Doug Nadvornick/SPR

School workers are frequently social workers as well. They not only provide academic guidance, but also social and emotional guidance.

Kaiser Permanente has developed a program to help schools and their employees work with children who are dealing with different levels of trauma. The company is bringing that program to the Spokane and West Valley school districts.

By now, many of you have heard about the acronym ACES, for adverse childhood events. Those are the traumas, big and small, that many of us experience, often early in life, and which can hang with us long into our later years. Some children deal well with them, others don’t and act out.

Kaiser Permanente’s RISE program, for Resilience in School Environments, provides teachers and other school employees with information about ACES and how to help children through them.

Dr. Cicely White is Kaiser’s operations chief for pediatrics in eastern Washington.
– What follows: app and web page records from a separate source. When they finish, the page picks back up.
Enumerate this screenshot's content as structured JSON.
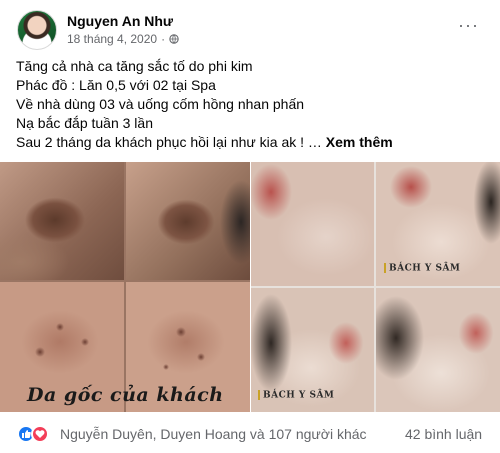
{
  "post": {
    "author": "Nguyen An Như",
    "date": "18 tháng 4, 2020",
    "separator": "·",
    "privacy_icon": "globe-icon",
    "more_icon": "more-options-icon",
    "lines": [
      "Tăng cả nhà ca tăng sắc tố do phi kim",
      "Phác đồ : Lăn 0,5 với 02 tại Spa",
      "Về nhà dùng 03 và uống cốm hồng nhan phấn",
      "Nạ bắc đắp tuần 3 lần",
      "Sau 2 tháng da khách phục hồi lại như kia ak ! …"
    ],
    "see_more": "Xem thêm"
  },
  "media": {
    "left_caption": "Da gốc của khách",
    "watermark_1": "BÁCH Y SÂM",
    "watermark_2": "BÁCH Y SÂM"
  },
  "footer": {
    "reaction_icons": [
      "like-reaction-icon",
      "love-reaction-icon"
    ],
    "reactors": "Nguyễn Duyên, Duyen Hoang và 107 người khác",
    "comments": "42 bình luận"
  },
  "colors": {
    "like": "#1877f2",
    "love": "#f33e58",
    "secondary_text": "#65676b",
    "primary_text": "#050505"
  }
}
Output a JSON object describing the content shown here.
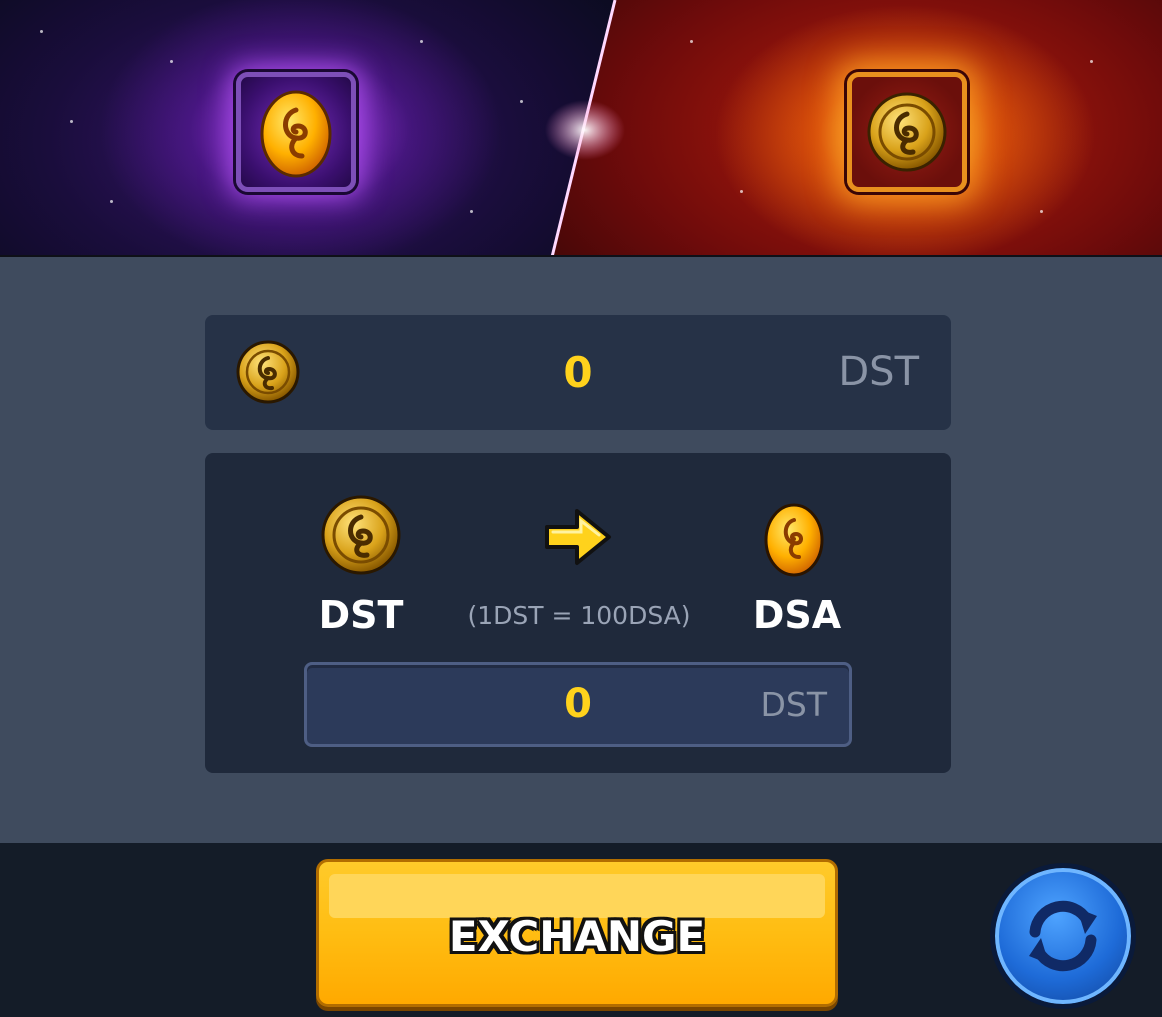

She says RISE coordinators meet with teachers and administrators in individual schools to customize strategies.

“For example, one school might want to focus on discipline strategies," White said. "Another school might want to put more efforts into specific staff and teacher wellness. There may be another program that’s more focused on attendance policies or procedures that need to change.”

The Spokane and West Valley School Districts have agreed to incorporate RISE in all schools that want it. One of those is Bemiss, in northeast Spokane, whose principal is Rachel Sherwood. She says the program could be a real help at a difficult time for both students and teachers.

“You know, because of the budget situation, we are in a higher stress gear. Our class sizes are larger. We’ve had to say goodbye to some of our colleagues and that’s hard and grieving that process. The social, emotional needs of our students is getting more and more demanding," Sherwood said.

And, even though she has a strong and dedicated staff, Sherwood says they get tired. She’s happy the RISE program is built to help them too.

“Being able to support them so they can support students and to have some more strategies at the tip of our fingers that we can use all the time and embed in our practice," she said.

The RISE program is also in use in several western Washington school districts.